When the blind men reached the palace, they were greeted by an old friend from their village who worked as a gardener on the palace grounds. Their friend led them to the courtyard. There stood an elephant. The blind men stepped forward to touch the creature that was the subject of so many arguments.

The first blind man reached out and touched the side of the huge animal. "An elephant is smooth and solid like a wall!" he declared. "It must be very powerful."

The second blind man put his hand on the elephant's limber trunk. "An elephant is like a giant snake," he announced.

The third blind man felt the elephant's pointed tusk. "I was right," he decided. "This creature is as sharp and deadly as a spear."

The fourth blind man touched one of the elephant's four legs. "What we have here," he said, "is an extremely large cow."

The fifth blind man felt the elephant's giant ear. "I believe an elephant is like a huge fan or maybe a magic carpet that can fly over mountains and treetops," he said.

The sixth blind man gave a tug on the elephant's fuzzy tail. "Why, this is nothing more than a piece of old rope. Dangerous, indeed," he scoffed.

The gardener led his friends to the shade of a tree. "Sit here and rest for the long journey home," he said. "I will bring you some water to drink."

While they waited, the six blind men talked about the elephant.

"An elephant is like a wall," said the first blind man. "Surely we can finally agree on that."

"A wall? An elephant is a giant snake!" answered the second blind man.

"It's a spear, I tell you," insisted the third blind man.

"I'm certain it's a giant cow," said the fourth blind man.

"Magic carpet. There's no doubt," said the fifth blind man.

"Don't you see?" pleaded the sixth blind man. "Someone used a rope to trick us."

Their argument continued and their shouts grew louder and louder.

"Wall!" "Snake!" "Spear!" "Cow!" "Carpet!" "Rope!"

"STOP SHOUTING!" called a very angry voice.

It was the Rajah, awakened from his nap by the noisy argument.

"How can each of you be so certain you are right?" asked the ruler.

The six blind men considered the question. And then, knowing the Rajah to be a very wise man, they decided to say nothing at all.

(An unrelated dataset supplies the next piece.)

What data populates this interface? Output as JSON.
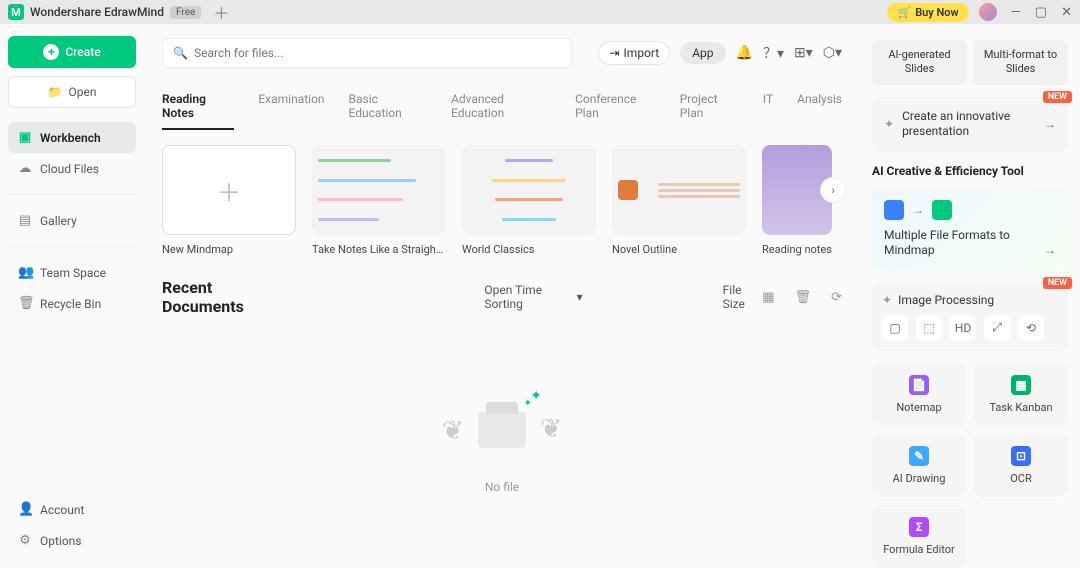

"The elephant is a very large animal," said the Rajah kindly. "Each man touched only one part. Perhaps if you put the parts together, you will see the truth. Now, let me finish my nap in peace."

When their friend returned to the garden with the cool water, the six men rested quietly in the shade, thinking about the Rajah's advice.

"He is right," said the first blind man. "To learn the truth, we must put all the parts together. Let's discuss this on the journey home."

The first blind man put his hand on the shoulder of the young boy who would guide them home. The second blind man put a hand on his friend's shoulder, and so on until all six men were ready to travel together.

Benjamin said...

A strange kind of spam...

Anonymous said...

Think about it.....

Benjamin said...

The version I know is far shorter and more to the point. The elephant represents truth, and the blind men are all those individuals who claim to have perfect knowledge of truth.

As I recall, the story was told by the Buddha as an analogy to the bickering of the Indian Brahmans (Hindu spiritual leaders) who each claimed to know the real truth, but who could never agree to anything.

The point is not that "to learn the truth, we must put all the parts together", instead it is that anyone who claims to know the truth, and who expresses what they believe it to be, only ever sees one part of the elephant.

Who is this anyway?

MrWoody said...

thanks for your comments on my blog and for the encouragement. i am also enjoying the videos you have posted.
many thanks,
david in hamilton